described in these proxy materials to ensure that your vote will be represented at the Annual Meeting. We reserve the right to revoke admission privileges or to eject an attendee for behavior likely to cause damage, injury, disruption, or annoyance or for failure to comply with reasonable requests or the rules of conduct for the meeting, including time limits applicable to attendees who are permitted to speak. E88432-P31159 THIS PROXY IS SOLICITED ON BEHALF OF THE BOARD OF DIRECTORS OF APPLE INC. FOR THE 2020 ANNUAL MEETING OF SHAREHOLDERS TO BE HELD ON FEBRUARY 26, 2020 The undersigned shareholder of Apple Inc., a California corporation, hereby acknowledges receipt of the Notice of 2020 Annual Meeting of Shareholders and Proxy Statement with respect to the 2020 Annual Meeting of Shareholders of Apple Inc. to be held at Steve Jobs Theater at Apple Park, Cupertino, California 95014 on Wednesday, February 26, 2020 at 9:00 a.m. Pacific Time, and hereby appoints Kate Adams and Luca Maestri, and each of them, proxies and attorneys-in-fact, each with power of substitution and revocation, and each with all powers that the undersigned would possess if personally present, to vote the Apple Inc. common stock of the undersigned at such meeting and any postponement(s) or adjournment(s) of such meeting, as set forth on the reverse side, and in their discretion upon any other business that may properly come before the meeting (and any such postponement(s) or adjournment(s)).THIS PROXY WILL BE VOTED AS SPECIFIED OR, IF NO CHOICE IS SPECIFIED, FOR THE ELECTION OF THE NOMINEES, FOR PROPOSALS 2 AND 3, AGAINST PROPOSALS 4, 5 AND 6 AND AS SAID PROXIES DEEM ADVISABLE ON SUCH OTHER MATTERS AS MAY PROPERLY COME BEFORE THE

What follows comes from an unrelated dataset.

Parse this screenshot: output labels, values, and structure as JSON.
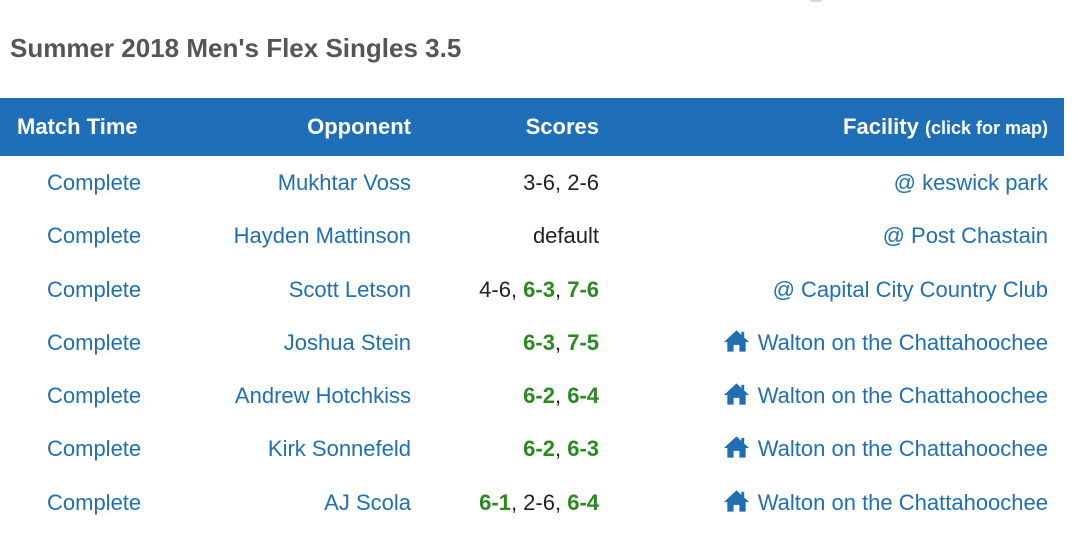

MEETING AND ANY POSTPONEMENT(S) OR ADJOURNMENT(S) THEREOF. Address Changes/Comments: (If you noted any Address Changes/Comments above, please mark the corresponding box on the reverse side.) PLEASE VOTE, SIGN, DATE AND RETURN THIS PROXY CARD PROMPTLY USING THE ENCLOSED ENVELOPE OR VOTE BY TELEPHONE OR THE INTERNET.